### EXERCISE GOAL
What lines in the data below mention the string "LargestNumber"? Copy them out.
*** Opening EXCERPTED DATA ***
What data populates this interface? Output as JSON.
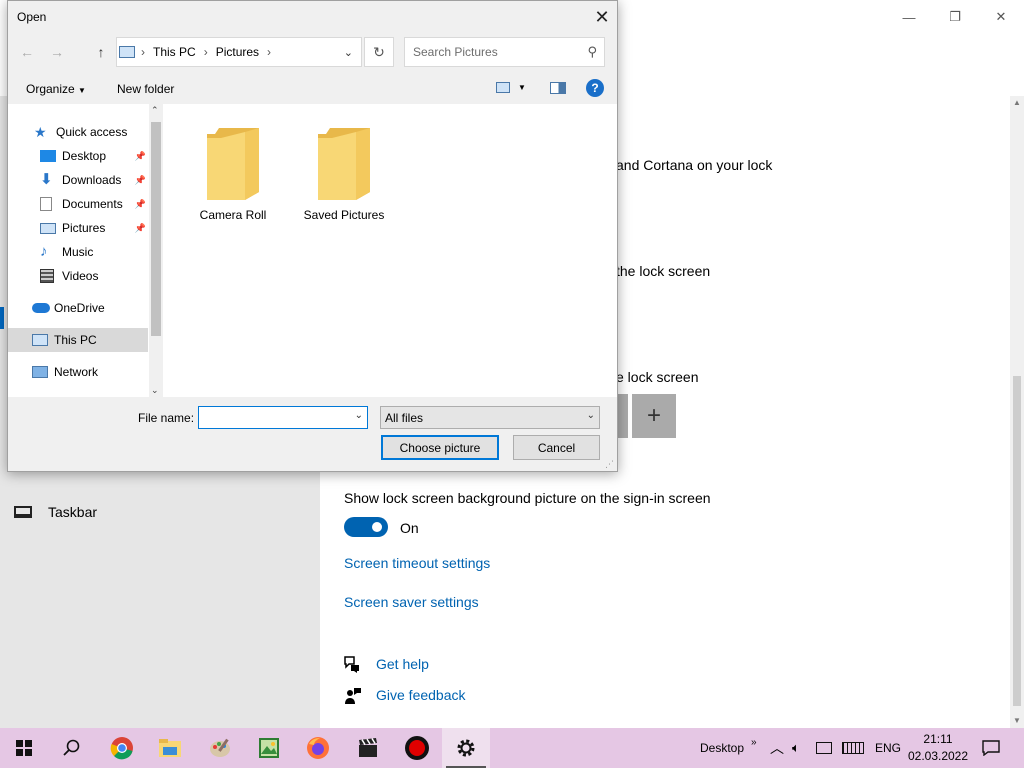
{
  "settings": {
    "window_controls": {
      "minimize": "—",
      "restore": "❐",
      "close": "✕"
    },
    "partial_texts": [
      "and Cortana on your lock",
      "the lock screen",
      "e lock screen"
    ],
    "plus_tile": "+",
    "nav_taskbar_label": "Taskbar",
    "sign_in_label": "Show lock screen background picture on the sign-in screen",
    "toggle_state": "On",
    "links": {
      "screen_timeout": "Screen timeout settings",
      "screen_saver": "Screen saver settings",
      "get_help": "Get help",
      "give_feedback": "Give feedback"
    }
  },
  "dialog": {
    "title": "Open",
    "address": {
      "segments": [
        "This PC",
        "Pictures"
      ]
    },
    "search_placeholder": "Search Pictures",
    "toolbar": {
      "organize": "Organize",
      "new_folder": "New folder",
      "help": "?"
    },
    "nav": [
      {
        "label": "Quick access",
        "icon": "star-icon",
        "pinned": false
      },
      {
        "label": "Desktop",
        "icon": "desktop-icon",
        "pinned": true
      },
      {
        "label": "Downloads",
        "icon": "download-icon",
        "pinned": true
      },
      {
        "label": "Documents",
        "icon": "document-icon",
        "pinned": true
      },
      {
        "label": "Pictures",
        "icon": "pictures-icon",
        "pinned": true
      },
      {
        "label": "Music",
        "icon": "music-icon",
        "pinned": false
      },
      {
        "label": "Videos",
        "icon": "video-icon",
        "pinned": false
      },
      {
        "label": "OneDrive",
        "icon": "cloud-icon",
        "pinned": false
      },
      {
        "label": "This PC",
        "icon": "computer-icon",
        "pinned": false,
        "selected": true
      },
      {
        "label": "Network",
        "icon": "network-icon",
        "pinned": false
      }
    ],
    "folders": [
      "Camera Roll",
      "Saved Pictures"
    ],
    "filename_label": "File name:",
    "filename_value": "",
    "filter": "All files",
    "choose_button": "Choose picture",
    "cancel_button": "Cancel"
  },
  "taskbar": {
    "apps": [
      "start-icon",
      "search-icon",
      "chrome-icon",
      "file-explorer-icon",
      "paint-icon",
      "photos-icon",
      "firefox-icon",
      "video-editor-icon",
      "recorder-icon",
      "settings-icon"
    ],
    "desktop_label": "Desktop",
    "language": "ENG",
    "time": "21:11",
    "date": "02.03.2022"
  },
  "colors": {
    "accent": "#0063b1",
    "taskbar": "#e5c7e4",
    "folder": "#f8d775"
  }
}
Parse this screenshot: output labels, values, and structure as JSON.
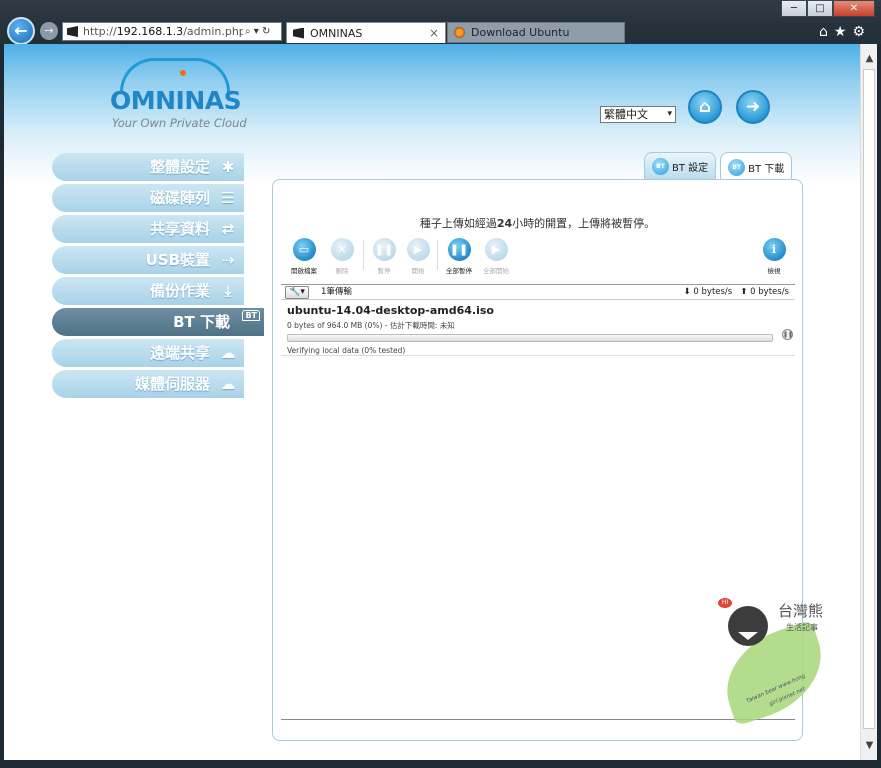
{
  "browser": {
    "window_controls": {
      "minimize": "─",
      "maximize": "□",
      "close": "✕"
    },
    "back_glyph": "←",
    "forward_glyph": "→",
    "address": {
      "prefix": "http://",
      "host": "192.168.1.3",
      "path": "/admin.php?mer",
      "tools": "⌕ ▾ ↻"
    },
    "tabs": [
      {
        "label": "OMNINAS",
        "close": "×"
      },
      {
        "label": "Download Ubuntu"
      }
    ],
    "right_icons": "⌂★⚙"
  },
  "header": {
    "brand": "OMNINAS",
    "tagline": "Your Own Private Cloud",
    "language": "繁體中文",
    "caret": "▾",
    "home_icon": "⌂",
    "logout_icon": "➜"
  },
  "sidebar": {
    "items": [
      {
        "label": "整體設定",
        "icon": "✱"
      },
      {
        "label": "磁碟陣列",
        "icon": "☰"
      },
      {
        "label": "共享資料",
        "icon": "⇄"
      },
      {
        "label": "USB裝置",
        "icon": "⇢"
      },
      {
        "label": "備份作業",
        "icon": "⤓"
      },
      {
        "label": "BT 下載",
        "icon": "BT"
      },
      {
        "label": "遠端共享",
        "icon": "☁"
      },
      {
        "label": "媒體伺服器",
        "icon": "☁"
      }
    ]
  },
  "panel_tabs": [
    {
      "label": "BT 設定",
      "badge": "BT"
    },
    {
      "label": "BT 下載",
      "badge": "BT"
    }
  ],
  "notice": {
    "before": "種子上傳如經過",
    "highlight": "24",
    "after": "小時的開置，上傳將被暫停。"
  },
  "toolbar": [
    {
      "label": "開啟檔案",
      "icon": "▭"
    },
    {
      "label": "刪除",
      "icon": "✕"
    },
    {
      "label": "暫停",
      "icon": "❚❚"
    },
    {
      "label": "開始",
      "icon": "▶"
    },
    {
      "label": "全部暫停",
      "icon": "❚❚"
    },
    {
      "label": "全部開始",
      "icon": "▶"
    },
    {
      "label": "檢視",
      "icon": "i"
    }
  ],
  "statusbar": {
    "wrench_icon": "🔧▾",
    "count": "1筆傳輸",
    "download_speed": "⬇ 0 bytes/s",
    "upload_speed": "⬆ 0 bytes/s"
  },
  "torrent": {
    "name": "ubuntu-14.04-desktop-amd64.iso",
    "info": "0 bytes of 964.0 MB (0%) - 估計下載時間: 未知",
    "progress_percent": 0,
    "pause_icon": "❚❚",
    "status": "Verifying local data (0% tested)"
  },
  "watermark": {
    "badge": "HI",
    "title": "台灣熊",
    "subtitle": "生活記事",
    "url_line1": "Taiwan bear www.hong",
    "url_line2": "girl.pixnet.net"
  }
}
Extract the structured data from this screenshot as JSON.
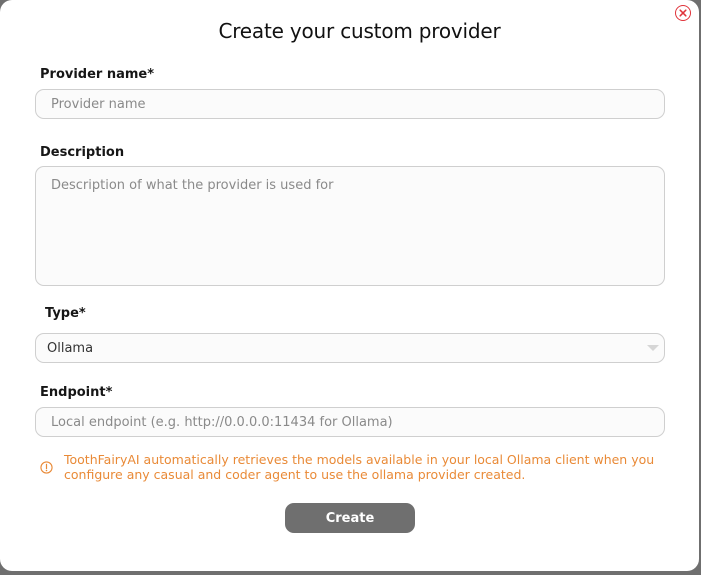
{
  "modal": {
    "title": "Create your custom provider"
  },
  "fields": {
    "provider_name": {
      "label": "Provider name*",
      "placeholder": "Provider name",
      "value": ""
    },
    "description": {
      "label": "Description",
      "placeholder": "Description of what the provider is used for",
      "value": ""
    },
    "type": {
      "label": "Type*",
      "selected": "Ollama"
    },
    "endpoint": {
      "label": "Endpoint*",
      "placeholder": "Local endpoint (e.g. http://0.0.0.0:11434 for Ollama)",
      "value": ""
    }
  },
  "info": {
    "icon": "info-circle-icon",
    "text": "ToothFairyAI automatically retrieves the models available in your local Ollama client when you configure any casual and coder agent to use the ollama provider created."
  },
  "actions": {
    "create_label": "Create",
    "close_icon": "close-icon"
  },
  "colors": {
    "backdrop": "#6f6f6f",
    "modal_bg": "#ffffff",
    "close_red": "#e0333a",
    "info_orange": "#e98a37",
    "button_bg": "#6f6f6f",
    "field_border": "#cfcfcf"
  }
}
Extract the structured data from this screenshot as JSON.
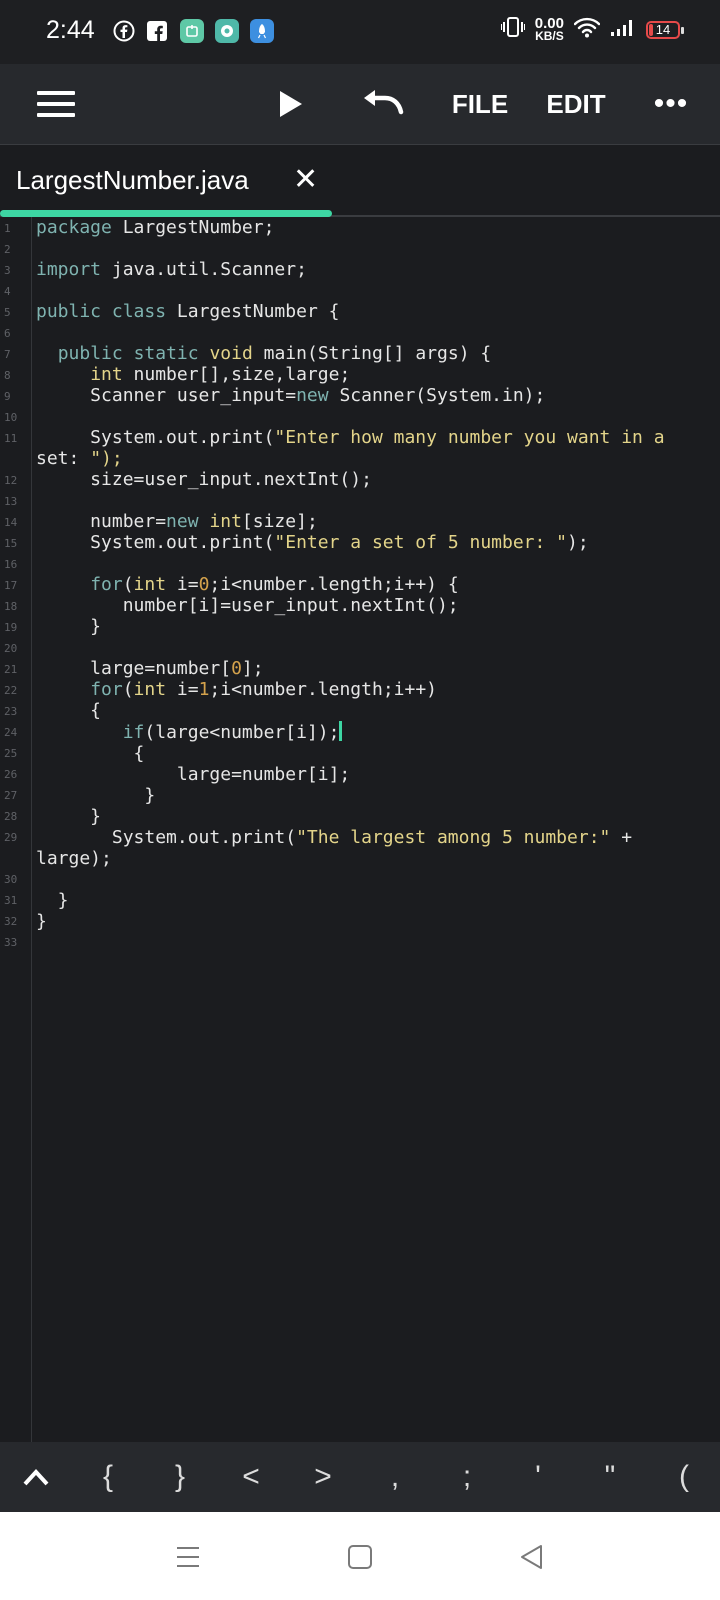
{
  "status_bar": {
    "time": "2:44",
    "net_speed_value": "0.00",
    "net_speed_unit": "KB/S",
    "battery_level": "14",
    "icons": [
      "facebook-icon",
      "facebook-square-icon",
      "app-icon-green",
      "chat-app-icon",
      "rocket-app-icon",
      "vibrate-icon",
      "wifi-icon",
      "signal-icon",
      "battery-icon"
    ]
  },
  "toolbar": {
    "menu_icon": "hamburger-menu-icon",
    "run_icon": "play-icon",
    "undo_icon": "undo-icon",
    "file_label": "FILE",
    "edit_label": "EDIT",
    "more_label": "•••"
  },
  "tab": {
    "title": "LargestNumber.java",
    "close": "✕"
  },
  "editor": {
    "line_count": 33,
    "code_lines": [
      "package LargestNumber;",
      "",
      "import java.util.Scanner;",
      "",
      "public class LargestNumber {",
      "",
      "  public static void main(String[] args) {",
      "     int number[],size,large;",
      "     Scanner user_input=new Scanner(System.in);",
      "",
      "     System.out.print(\"Enter how many number you want in a",
      "set: \");",
      "     size=user_input.nextInt();",
      "",
      "     number=new int[size];",
      "     System.out.print(\"Enter a set of 5 number: \");",
      "",
      "     for(int i=0;i<number.length;i++) {",
      "        number[i]=user_input.nextInt();",
      "     }",
      "",
      "     large=number[0];",
      "     for(int i=1;i<number.length;i++)",
      "     {",
      "        if(large<number[i]);",
      "         {",
      "             large=number[i];",
      "          }",
      "     }",
      "       System.out.print(\"The largest among 5 number:\" +",
      "large);",
      "",
      "  }",
      "}"
    ]
  },
  "symbol_bar": {
    "keys": [
      "^",
      "{",
      "}",
      "<",
      ">",
      ",",
      ";",
      "'",
      "\"",
      "("
    ]
  },
  "nav_bar": {
    "icons": [
      "recent-apps-icon",
      "home-icon",
      "back-icon"
    ]
  },
  "colors": {
    "accent": "#3dd6a3",
    "keyword": "#7fb3b0",
    "type_string": "#e3d48a",
    "number": "#d4a24c",
    "background": "#1b1c1f",
    "toolbar": "#27292d"
  }
}
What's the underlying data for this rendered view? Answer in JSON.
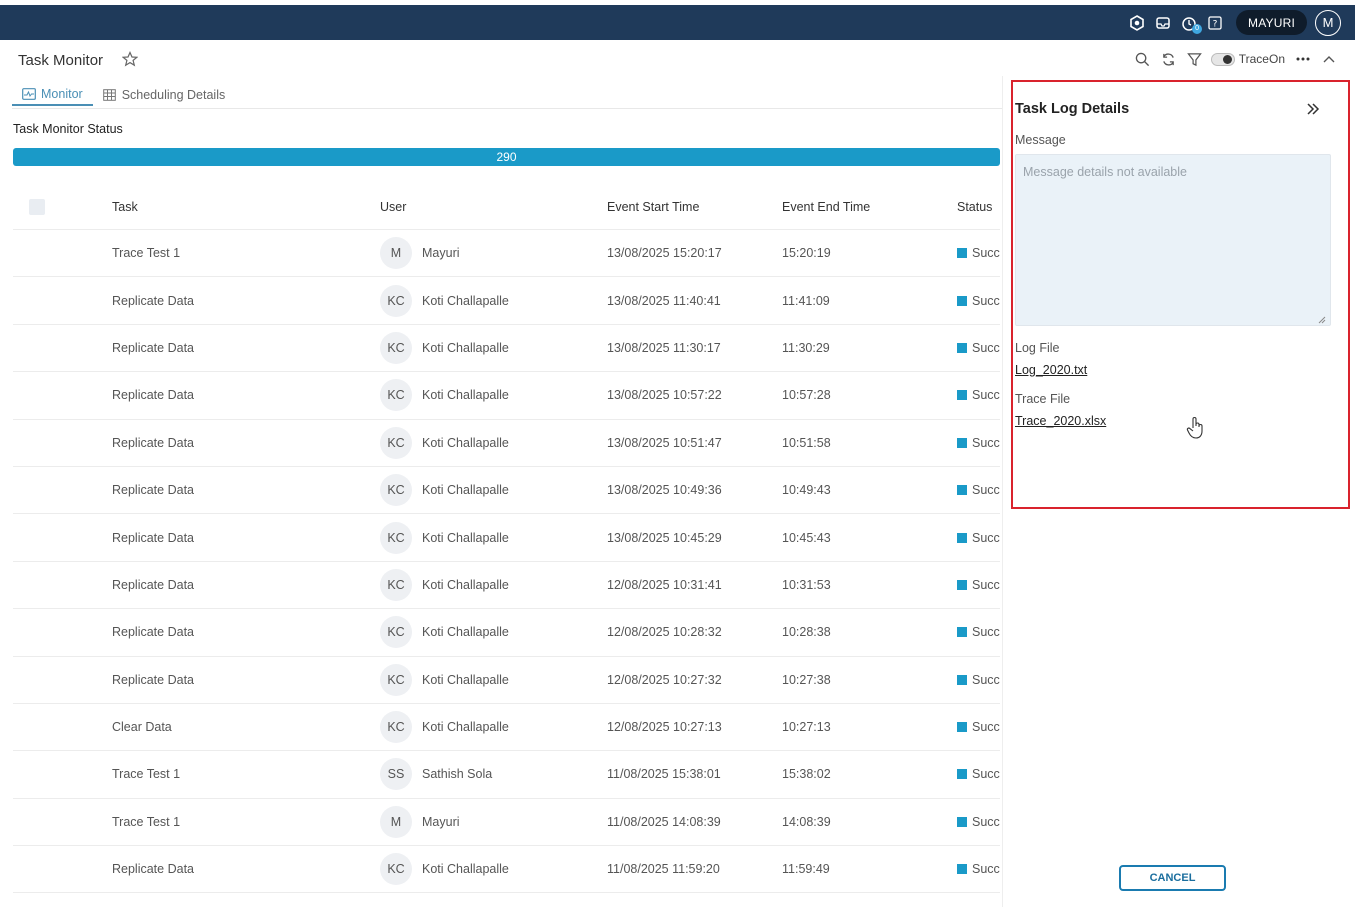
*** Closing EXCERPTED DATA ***
### RESPONSE
    "title": "LargestNumber.java",
      "package LargestNumber;",
      "public class LargestNumber {",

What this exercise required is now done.